Competitive pricing

This strategy involves looking at the cost of items of other coworking spaces in your area and basing your price off of that – either higher, lower, or the same.

Pricing it higher can signal a premium product, while pricing it lower could undercut your competition and bring in more members. Pricing it the same means your offering is on par with market prices and eliminates price as a variable on which to compete on.

Whether you opt for competitive pricing or not, it’s always a good idea to have an understanding of how other spaces in your market are pricing their offerings.

Value-based pricing

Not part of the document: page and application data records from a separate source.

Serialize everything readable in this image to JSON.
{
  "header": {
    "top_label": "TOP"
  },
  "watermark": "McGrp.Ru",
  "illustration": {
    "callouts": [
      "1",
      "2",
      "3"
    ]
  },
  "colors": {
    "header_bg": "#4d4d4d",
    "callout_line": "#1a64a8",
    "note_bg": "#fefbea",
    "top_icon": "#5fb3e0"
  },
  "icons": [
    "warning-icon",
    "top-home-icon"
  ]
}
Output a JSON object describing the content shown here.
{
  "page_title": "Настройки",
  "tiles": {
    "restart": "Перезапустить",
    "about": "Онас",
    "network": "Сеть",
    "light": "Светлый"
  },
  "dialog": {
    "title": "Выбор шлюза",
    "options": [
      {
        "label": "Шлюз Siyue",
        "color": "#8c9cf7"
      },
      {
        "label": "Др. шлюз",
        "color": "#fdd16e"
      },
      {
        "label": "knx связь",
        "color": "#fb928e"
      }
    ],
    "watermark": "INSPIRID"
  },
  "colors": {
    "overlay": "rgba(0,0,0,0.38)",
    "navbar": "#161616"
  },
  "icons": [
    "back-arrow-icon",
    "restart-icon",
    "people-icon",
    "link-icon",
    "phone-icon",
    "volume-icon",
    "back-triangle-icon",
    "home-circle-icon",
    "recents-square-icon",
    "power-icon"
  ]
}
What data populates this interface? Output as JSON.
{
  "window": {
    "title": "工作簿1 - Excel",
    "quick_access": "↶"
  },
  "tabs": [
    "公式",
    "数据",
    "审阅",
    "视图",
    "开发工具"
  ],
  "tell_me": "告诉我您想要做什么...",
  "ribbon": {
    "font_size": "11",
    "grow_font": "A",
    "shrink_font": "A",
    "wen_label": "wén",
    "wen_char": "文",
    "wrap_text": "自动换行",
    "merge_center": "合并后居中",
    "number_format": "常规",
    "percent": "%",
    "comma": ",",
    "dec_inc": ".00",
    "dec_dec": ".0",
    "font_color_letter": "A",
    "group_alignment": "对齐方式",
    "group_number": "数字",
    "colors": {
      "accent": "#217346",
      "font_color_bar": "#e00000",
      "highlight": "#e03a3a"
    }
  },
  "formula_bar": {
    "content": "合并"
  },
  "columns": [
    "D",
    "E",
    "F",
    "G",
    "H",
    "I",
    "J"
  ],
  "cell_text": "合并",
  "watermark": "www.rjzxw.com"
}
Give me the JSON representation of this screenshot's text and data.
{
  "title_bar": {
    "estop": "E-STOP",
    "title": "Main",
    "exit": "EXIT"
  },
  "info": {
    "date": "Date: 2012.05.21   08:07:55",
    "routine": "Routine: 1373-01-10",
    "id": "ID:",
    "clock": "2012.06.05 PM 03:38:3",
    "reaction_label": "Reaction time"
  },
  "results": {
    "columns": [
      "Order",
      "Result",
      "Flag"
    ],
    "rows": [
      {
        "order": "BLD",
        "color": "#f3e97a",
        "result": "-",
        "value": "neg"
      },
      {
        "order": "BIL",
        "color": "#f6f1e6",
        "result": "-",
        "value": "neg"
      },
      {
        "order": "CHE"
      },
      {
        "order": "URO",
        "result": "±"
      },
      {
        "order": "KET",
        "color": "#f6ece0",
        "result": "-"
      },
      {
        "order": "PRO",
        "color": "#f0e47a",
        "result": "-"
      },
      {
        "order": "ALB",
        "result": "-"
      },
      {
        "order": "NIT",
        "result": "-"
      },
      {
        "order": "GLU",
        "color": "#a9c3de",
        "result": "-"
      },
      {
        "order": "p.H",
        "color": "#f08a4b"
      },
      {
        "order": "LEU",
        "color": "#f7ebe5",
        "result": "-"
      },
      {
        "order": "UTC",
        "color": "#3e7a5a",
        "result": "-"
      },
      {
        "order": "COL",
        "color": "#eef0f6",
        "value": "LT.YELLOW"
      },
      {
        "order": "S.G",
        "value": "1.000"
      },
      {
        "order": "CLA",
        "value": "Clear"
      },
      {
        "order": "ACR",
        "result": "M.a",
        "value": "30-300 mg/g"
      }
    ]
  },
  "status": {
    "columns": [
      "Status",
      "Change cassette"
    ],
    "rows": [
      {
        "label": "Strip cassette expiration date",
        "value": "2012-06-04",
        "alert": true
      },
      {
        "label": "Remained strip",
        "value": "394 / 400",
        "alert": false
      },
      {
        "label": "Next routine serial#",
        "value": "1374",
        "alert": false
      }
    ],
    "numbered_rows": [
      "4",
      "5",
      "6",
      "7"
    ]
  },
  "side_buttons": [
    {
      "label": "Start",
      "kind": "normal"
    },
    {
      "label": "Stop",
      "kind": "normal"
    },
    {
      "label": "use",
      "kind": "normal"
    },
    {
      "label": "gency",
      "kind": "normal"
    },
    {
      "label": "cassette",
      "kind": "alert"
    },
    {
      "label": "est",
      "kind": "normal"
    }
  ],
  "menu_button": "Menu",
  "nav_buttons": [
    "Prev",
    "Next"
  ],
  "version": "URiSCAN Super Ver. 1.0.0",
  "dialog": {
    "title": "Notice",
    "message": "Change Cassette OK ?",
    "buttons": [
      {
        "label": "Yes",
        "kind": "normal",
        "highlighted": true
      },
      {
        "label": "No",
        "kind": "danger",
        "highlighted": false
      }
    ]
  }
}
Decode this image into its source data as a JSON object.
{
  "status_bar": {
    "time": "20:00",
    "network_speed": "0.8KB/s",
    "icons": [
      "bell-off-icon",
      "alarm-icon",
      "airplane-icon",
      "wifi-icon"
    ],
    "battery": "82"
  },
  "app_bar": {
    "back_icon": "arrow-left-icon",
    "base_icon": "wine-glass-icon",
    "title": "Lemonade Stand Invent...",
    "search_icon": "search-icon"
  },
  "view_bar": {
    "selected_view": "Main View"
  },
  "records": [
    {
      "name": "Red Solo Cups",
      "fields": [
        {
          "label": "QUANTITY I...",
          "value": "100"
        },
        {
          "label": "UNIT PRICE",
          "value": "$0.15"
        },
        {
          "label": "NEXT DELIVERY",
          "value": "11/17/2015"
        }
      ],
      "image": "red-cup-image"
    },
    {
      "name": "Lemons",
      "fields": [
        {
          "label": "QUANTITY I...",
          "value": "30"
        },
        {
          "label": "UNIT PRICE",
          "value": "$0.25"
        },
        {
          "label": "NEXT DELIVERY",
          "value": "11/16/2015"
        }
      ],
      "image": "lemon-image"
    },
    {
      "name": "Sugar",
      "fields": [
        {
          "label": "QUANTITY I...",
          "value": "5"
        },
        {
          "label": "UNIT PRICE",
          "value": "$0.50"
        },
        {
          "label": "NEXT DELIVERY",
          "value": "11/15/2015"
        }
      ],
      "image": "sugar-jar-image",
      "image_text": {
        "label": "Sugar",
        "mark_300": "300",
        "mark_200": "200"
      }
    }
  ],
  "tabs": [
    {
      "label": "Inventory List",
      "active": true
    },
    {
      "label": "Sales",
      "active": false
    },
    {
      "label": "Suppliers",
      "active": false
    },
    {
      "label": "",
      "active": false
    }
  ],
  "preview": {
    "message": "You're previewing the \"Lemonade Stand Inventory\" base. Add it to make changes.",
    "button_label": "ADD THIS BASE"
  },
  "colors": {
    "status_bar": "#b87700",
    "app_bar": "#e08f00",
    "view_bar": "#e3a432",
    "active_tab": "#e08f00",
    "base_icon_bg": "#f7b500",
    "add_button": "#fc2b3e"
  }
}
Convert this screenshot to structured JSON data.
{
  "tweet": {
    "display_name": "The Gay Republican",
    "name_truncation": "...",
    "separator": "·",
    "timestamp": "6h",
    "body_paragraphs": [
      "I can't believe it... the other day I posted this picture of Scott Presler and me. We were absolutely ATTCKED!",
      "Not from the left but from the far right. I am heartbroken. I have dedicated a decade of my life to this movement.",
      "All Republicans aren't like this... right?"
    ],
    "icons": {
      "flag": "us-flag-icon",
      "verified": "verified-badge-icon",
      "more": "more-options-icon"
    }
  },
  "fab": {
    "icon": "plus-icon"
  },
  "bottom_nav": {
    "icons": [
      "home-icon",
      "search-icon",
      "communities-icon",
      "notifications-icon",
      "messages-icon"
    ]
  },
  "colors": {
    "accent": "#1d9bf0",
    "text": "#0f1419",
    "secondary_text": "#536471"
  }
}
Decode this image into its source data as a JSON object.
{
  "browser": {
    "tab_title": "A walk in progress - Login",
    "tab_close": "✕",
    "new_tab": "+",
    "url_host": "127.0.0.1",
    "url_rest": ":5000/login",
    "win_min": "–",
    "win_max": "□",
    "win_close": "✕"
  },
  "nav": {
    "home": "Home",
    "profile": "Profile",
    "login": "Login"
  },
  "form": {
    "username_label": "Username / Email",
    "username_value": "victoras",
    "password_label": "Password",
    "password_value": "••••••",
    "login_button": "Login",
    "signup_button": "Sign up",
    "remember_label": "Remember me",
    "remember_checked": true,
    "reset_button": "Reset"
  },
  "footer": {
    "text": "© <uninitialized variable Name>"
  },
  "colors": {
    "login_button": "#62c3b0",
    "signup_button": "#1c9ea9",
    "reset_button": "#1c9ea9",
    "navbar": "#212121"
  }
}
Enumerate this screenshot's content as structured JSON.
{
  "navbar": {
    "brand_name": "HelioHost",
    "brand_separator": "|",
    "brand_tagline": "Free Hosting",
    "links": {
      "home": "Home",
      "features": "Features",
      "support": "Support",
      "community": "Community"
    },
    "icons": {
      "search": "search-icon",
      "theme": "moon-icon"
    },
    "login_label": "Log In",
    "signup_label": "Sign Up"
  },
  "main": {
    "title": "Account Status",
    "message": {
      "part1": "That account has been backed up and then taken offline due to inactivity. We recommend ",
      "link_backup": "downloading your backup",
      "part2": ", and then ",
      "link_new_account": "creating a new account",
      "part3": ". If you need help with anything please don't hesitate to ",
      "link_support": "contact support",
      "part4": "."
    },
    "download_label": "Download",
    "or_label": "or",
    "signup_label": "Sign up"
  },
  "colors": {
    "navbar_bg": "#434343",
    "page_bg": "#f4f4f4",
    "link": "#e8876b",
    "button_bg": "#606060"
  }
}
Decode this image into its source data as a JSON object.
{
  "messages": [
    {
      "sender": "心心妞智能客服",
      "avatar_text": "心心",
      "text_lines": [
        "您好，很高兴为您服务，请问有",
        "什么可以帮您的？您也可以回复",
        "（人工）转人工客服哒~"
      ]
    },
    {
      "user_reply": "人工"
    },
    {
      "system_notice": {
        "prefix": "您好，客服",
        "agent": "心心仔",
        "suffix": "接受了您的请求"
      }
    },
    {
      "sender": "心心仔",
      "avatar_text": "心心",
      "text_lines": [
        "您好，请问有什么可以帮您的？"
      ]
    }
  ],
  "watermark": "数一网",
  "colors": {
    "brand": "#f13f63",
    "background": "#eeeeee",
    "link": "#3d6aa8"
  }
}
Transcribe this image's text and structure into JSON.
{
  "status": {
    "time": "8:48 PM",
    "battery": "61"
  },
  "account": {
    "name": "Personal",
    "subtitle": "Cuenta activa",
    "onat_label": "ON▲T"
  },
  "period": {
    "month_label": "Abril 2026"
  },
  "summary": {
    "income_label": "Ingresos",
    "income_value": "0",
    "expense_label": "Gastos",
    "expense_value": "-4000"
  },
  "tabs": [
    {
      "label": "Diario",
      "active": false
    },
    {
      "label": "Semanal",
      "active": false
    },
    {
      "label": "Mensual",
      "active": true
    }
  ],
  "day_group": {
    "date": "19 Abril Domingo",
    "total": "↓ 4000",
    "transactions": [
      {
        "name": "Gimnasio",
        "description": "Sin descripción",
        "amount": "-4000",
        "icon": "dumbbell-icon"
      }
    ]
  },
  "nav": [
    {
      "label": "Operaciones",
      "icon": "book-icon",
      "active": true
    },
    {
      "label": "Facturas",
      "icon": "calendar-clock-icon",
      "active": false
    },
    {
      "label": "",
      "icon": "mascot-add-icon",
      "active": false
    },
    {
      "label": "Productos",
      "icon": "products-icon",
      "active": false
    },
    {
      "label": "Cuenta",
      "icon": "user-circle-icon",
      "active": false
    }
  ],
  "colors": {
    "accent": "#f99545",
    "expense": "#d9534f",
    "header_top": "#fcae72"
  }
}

With this strategy, you are pricing your products based on the perceived value they provide your customer. This is considered to be one of the best ways to price, though it is not always possible depending on your market and offerings.

Much like with what you offer, how you price your products is an experiment that will evolve as the needs of your space evolves.

Managing the products for your coworking space with the help of technology

Operating an efficient coworking space comes down to using technology to properly manage all of the resources your space has to offer.

With the right coworking technology in place, you’ll be able to streamline your operations, optimize your decision making processes, grow your business, and elevate your community.

There are a number of tools available to coworking owners and operators. Some of the essentials include:

Coworking management software like Optix can help members book resources, pay their invoices for the products they reserve, and check-in to the space, all from their mobile device.
Print management software like ezeep can help you manage physical printers to streamline the printing experience
Access control systems like Kisi can help you automate access to your space, so members can access the resources they need on-demand.

By leveraging technology in your space, you can manage your products more efficiently, while providing a better experience for your members.

Start working on the perfect product mix today

Finding the perfect mix of products for your coworking space is a challenging yet essential task for new owners.

Take a look at all of the products you can offer and create a mix that works best for your members. Then experiment with it until you get to the right assortment of products that ensures profitability and happy members.

If you’re interested in learning more about how to use technology to manage your coworking operations, check out this guide to crafting the perfect coworking tech stack.

Author: Kelly Karn

Kelly is the Content Manager at Optix, a coworking management software that empowers today’s leading coworking operators to succeed. She is passionate about coworking, the future of work, and how to create workplaces that bring out the best in people.